PROBLEM REQUIREMENTS. The answer must consist of each line below that contains the string "Itaquaquecetuba".

EXTRACTED INFORMATION.
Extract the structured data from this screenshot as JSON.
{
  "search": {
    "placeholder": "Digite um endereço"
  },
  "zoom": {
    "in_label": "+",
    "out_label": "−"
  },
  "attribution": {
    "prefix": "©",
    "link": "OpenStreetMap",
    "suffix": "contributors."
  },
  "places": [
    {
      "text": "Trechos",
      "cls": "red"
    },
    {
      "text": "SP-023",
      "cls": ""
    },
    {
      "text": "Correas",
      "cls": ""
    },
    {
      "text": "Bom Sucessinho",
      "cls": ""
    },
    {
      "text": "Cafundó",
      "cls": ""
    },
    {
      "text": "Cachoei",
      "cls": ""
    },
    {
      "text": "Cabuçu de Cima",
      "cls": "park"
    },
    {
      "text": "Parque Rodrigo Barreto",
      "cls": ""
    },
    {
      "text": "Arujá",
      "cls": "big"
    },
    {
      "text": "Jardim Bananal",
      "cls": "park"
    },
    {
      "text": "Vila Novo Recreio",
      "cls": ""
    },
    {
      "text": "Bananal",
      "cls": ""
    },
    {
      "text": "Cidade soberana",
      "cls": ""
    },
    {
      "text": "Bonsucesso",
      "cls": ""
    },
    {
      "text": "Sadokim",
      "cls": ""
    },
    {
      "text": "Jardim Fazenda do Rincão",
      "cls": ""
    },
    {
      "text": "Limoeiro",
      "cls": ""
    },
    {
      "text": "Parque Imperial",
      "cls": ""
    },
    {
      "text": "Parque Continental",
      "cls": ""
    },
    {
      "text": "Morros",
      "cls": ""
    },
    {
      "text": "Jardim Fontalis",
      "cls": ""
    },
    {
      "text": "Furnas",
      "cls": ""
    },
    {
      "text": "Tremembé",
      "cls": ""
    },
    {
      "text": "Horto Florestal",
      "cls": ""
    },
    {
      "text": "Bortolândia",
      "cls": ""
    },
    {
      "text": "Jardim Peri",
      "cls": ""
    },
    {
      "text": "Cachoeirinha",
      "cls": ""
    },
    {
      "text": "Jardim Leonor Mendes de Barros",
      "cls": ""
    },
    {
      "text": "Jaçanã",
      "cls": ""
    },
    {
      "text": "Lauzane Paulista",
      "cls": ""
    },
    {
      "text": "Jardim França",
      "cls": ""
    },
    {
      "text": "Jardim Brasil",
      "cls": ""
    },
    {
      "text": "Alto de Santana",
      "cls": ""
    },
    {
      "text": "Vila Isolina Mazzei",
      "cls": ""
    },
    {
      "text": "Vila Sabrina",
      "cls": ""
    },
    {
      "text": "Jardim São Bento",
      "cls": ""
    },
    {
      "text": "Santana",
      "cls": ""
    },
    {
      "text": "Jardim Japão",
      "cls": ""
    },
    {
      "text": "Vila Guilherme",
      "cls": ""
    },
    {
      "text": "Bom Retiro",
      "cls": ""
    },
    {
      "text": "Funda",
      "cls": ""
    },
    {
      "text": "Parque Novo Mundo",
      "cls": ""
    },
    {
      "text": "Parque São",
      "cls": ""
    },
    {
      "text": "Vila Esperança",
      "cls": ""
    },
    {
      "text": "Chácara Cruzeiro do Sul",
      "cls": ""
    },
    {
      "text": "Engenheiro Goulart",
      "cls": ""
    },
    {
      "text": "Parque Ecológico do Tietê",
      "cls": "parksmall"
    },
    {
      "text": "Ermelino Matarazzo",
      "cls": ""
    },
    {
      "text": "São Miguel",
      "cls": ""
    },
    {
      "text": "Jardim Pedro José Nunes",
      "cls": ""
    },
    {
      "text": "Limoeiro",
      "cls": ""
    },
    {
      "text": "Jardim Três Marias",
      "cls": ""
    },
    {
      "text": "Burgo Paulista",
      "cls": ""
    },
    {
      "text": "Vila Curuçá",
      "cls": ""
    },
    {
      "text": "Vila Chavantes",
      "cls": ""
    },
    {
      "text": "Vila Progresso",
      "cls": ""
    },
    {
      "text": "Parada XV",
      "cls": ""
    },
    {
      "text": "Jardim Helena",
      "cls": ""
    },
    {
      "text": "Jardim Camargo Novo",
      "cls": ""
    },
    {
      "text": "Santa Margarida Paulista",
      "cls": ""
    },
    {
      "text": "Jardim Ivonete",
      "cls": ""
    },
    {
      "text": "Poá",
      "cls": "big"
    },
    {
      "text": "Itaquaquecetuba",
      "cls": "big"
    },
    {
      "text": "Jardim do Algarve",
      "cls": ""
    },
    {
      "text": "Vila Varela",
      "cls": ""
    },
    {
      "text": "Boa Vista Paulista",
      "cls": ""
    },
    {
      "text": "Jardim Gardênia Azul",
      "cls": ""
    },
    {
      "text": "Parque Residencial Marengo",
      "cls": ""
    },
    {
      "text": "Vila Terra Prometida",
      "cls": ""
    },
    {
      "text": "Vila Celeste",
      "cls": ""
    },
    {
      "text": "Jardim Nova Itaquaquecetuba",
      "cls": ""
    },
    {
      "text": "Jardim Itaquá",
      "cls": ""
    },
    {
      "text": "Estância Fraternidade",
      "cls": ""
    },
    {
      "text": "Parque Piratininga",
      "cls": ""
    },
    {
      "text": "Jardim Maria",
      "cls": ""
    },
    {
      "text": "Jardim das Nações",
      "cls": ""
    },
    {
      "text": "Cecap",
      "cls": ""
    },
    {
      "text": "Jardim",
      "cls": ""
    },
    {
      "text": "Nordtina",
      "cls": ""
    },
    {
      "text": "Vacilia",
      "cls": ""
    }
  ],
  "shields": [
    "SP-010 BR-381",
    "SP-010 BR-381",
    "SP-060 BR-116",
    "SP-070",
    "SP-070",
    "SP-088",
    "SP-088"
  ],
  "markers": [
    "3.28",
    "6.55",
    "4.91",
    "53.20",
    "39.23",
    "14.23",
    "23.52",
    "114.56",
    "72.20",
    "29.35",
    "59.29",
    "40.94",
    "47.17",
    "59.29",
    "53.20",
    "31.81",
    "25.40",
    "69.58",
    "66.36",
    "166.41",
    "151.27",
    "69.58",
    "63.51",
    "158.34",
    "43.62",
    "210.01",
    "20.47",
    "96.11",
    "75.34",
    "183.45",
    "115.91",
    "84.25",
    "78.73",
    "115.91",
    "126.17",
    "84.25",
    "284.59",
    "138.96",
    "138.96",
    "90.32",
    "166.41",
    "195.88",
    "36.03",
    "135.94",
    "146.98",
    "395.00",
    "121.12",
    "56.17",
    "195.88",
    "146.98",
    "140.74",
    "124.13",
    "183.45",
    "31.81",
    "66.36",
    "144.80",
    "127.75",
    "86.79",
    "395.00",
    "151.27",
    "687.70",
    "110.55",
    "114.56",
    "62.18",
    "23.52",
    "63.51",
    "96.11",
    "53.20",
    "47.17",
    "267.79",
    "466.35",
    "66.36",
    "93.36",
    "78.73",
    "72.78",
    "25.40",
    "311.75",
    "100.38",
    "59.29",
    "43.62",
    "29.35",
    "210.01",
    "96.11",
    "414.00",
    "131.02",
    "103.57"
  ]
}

WRITTEN RESPONSE.
      "text": "Itaquaquecetuba",
      "text": "Jardim Nova Itaquaquecetuba",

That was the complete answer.